Our Midwestern sensibilities made them nuanced or subtle. I was the kid who “speaks so well” or “talks too white.” I never really examined what those references meant as a child; back then, I still sought approval from those types of people. I conformed to the environment I was in to avoid having to confront expectations of what people thought I should be. This feeling of being an outsider never went away; at every stage of my life, I was always just too “something.” Up until I was 12 years old, I attended all-white schools. But in seventh grade, I transferred to a predominantly black school thinking that would allow me into a space where I was no longer an outsider. In retrospect, that thinking was incredibly naïve.
That feeling of isolation never went away and still lingers now as I finish my undergraduate degree at the University of Iowa. As I got older, I learned this feeling of being on the outside and looking in has nothing to do with my own day-to-day actions and behavior but was rather a reflection of what others expected of me. In high school, it was weird that I played soccer and was good at math and watched anime. In college, it’s weird that I’m not on an athletic scholarship or that I’m not like Urkel or that I’m not like Chief Keef.
As I matured, I learned that I will never be happy while seeking the approval of others. I gained an understanding that no matter what people think I should be, I can only be who I am. This realization allowed me to unpack all the backhanded compliments I grew up hearing. People were never really impressed with my vernacular when they told me “you speak so well,” but rather impressed that this black kid from the inner city had basic communication skills.
There was one instance that has always stuck with me as I reflected on my interactions with people who expected me to be anything other than who I am. My family took a weekend trip to Wisconsin Dells for my sister’s birthday, and at some point during the weekend, I held the door for a woman who was walking behind us. Nothing spectacular — I just held the door because she was right behind me, and I was simply being polite. She was in awe that I was so well-mannered, and when I spoke, she couldn’t believe how eloquent I was. She just had to speak to my parents and inform them what a wonderful young man I was.
Experiences such as these were groundbreaking revelations for me, because up until that point, I thought these people were genuinely impressed with my work ethic and good behavior.
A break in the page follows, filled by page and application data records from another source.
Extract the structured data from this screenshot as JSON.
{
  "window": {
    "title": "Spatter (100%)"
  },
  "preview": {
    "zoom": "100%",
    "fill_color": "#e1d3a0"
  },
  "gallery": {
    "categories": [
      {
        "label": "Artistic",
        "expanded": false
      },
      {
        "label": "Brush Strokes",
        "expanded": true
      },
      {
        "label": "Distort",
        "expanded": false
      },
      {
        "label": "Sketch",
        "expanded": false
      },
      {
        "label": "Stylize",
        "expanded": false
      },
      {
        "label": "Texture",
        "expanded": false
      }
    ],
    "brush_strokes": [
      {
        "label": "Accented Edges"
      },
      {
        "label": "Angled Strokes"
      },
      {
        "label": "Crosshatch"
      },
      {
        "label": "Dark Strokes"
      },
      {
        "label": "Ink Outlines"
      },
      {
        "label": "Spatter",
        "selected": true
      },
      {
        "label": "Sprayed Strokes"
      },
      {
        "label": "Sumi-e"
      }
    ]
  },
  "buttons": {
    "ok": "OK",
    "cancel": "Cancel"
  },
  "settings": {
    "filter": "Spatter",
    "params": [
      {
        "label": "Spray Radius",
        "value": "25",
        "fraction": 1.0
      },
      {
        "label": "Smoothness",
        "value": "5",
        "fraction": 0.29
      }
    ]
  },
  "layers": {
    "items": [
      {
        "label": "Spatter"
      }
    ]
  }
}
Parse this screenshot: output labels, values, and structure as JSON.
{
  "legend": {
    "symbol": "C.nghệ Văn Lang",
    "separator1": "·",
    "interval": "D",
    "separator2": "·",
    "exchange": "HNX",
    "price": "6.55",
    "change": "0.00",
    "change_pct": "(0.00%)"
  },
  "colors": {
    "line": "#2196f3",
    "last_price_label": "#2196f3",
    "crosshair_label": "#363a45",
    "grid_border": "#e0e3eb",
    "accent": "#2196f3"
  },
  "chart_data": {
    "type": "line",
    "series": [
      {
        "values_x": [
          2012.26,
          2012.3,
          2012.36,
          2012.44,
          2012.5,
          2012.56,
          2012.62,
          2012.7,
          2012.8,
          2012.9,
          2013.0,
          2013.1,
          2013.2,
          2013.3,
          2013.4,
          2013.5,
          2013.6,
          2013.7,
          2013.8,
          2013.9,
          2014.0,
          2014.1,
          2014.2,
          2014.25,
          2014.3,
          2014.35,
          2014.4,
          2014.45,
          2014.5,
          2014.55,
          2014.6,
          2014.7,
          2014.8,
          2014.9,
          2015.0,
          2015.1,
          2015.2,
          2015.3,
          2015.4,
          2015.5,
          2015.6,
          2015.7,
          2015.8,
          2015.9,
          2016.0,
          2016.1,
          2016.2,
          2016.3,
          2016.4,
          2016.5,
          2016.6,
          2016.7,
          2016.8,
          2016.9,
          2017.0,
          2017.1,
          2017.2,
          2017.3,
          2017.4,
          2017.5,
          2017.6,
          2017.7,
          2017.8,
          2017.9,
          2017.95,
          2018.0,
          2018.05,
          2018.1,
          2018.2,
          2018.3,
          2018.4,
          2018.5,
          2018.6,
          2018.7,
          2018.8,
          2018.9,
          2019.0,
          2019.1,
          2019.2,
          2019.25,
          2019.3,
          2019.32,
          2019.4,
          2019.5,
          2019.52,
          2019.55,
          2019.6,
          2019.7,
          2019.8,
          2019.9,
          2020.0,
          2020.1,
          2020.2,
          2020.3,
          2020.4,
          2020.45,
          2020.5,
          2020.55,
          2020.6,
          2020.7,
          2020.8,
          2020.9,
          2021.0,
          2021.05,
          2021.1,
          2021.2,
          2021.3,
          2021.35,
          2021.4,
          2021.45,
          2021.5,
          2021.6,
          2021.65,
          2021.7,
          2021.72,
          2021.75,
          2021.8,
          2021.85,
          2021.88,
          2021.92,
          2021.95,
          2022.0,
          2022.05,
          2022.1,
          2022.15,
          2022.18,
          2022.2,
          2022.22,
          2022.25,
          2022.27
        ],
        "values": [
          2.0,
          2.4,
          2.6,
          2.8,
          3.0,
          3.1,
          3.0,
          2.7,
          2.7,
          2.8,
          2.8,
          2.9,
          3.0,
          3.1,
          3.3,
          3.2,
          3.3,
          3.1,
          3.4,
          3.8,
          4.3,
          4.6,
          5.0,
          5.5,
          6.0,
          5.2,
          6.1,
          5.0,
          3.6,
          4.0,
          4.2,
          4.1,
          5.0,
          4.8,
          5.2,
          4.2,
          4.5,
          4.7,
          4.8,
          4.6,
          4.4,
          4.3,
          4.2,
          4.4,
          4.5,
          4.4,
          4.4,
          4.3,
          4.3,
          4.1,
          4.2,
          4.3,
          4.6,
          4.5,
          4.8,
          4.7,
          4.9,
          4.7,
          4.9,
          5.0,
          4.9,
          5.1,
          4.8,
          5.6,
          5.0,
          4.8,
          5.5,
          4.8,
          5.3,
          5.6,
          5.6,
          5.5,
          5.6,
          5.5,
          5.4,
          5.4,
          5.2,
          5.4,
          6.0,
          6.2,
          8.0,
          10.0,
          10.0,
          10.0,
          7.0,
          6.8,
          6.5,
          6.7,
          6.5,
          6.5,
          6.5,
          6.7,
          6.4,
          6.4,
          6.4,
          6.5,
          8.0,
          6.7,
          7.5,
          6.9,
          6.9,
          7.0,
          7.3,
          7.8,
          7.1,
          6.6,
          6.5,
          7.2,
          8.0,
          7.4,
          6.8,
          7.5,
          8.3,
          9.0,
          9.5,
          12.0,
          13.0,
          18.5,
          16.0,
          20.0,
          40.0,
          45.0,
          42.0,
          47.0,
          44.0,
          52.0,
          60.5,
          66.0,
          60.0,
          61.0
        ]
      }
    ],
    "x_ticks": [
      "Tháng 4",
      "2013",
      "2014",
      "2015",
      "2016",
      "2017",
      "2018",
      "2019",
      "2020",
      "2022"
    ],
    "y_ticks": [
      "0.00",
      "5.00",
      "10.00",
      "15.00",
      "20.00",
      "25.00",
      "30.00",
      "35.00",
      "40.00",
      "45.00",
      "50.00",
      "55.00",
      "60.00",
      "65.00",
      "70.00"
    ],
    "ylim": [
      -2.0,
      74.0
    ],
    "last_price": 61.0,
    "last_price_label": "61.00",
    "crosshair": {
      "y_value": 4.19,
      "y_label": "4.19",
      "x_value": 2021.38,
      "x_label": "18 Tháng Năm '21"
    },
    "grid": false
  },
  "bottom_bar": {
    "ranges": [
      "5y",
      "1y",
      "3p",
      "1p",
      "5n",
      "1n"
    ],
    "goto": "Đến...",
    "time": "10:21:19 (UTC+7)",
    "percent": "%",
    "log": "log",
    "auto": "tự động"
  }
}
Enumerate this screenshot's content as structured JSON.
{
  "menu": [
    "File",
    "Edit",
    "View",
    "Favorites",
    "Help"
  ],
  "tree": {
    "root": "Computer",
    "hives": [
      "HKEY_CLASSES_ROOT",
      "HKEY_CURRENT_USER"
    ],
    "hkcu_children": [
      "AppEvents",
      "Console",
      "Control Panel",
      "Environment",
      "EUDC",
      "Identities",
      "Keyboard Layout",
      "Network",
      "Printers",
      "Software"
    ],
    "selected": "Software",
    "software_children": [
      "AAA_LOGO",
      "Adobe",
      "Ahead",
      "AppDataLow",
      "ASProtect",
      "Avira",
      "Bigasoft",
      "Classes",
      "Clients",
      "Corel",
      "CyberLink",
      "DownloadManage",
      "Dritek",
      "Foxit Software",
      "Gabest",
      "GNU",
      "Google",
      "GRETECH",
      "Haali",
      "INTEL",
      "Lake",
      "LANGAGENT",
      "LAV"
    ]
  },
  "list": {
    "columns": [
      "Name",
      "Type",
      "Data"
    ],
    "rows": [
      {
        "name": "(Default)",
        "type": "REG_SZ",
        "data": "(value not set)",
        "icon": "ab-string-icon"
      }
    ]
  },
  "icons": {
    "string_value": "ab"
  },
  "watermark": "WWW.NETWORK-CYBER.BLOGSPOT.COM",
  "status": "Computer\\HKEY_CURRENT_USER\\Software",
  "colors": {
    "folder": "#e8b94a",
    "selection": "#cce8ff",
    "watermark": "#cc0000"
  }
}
In reality, I was never even in the same race as my peers, and these people probably didn’t even hear what I was saying. I felt robbed, I was no longer an individual, and my achievements were no longer my own. I was simply an anomaly.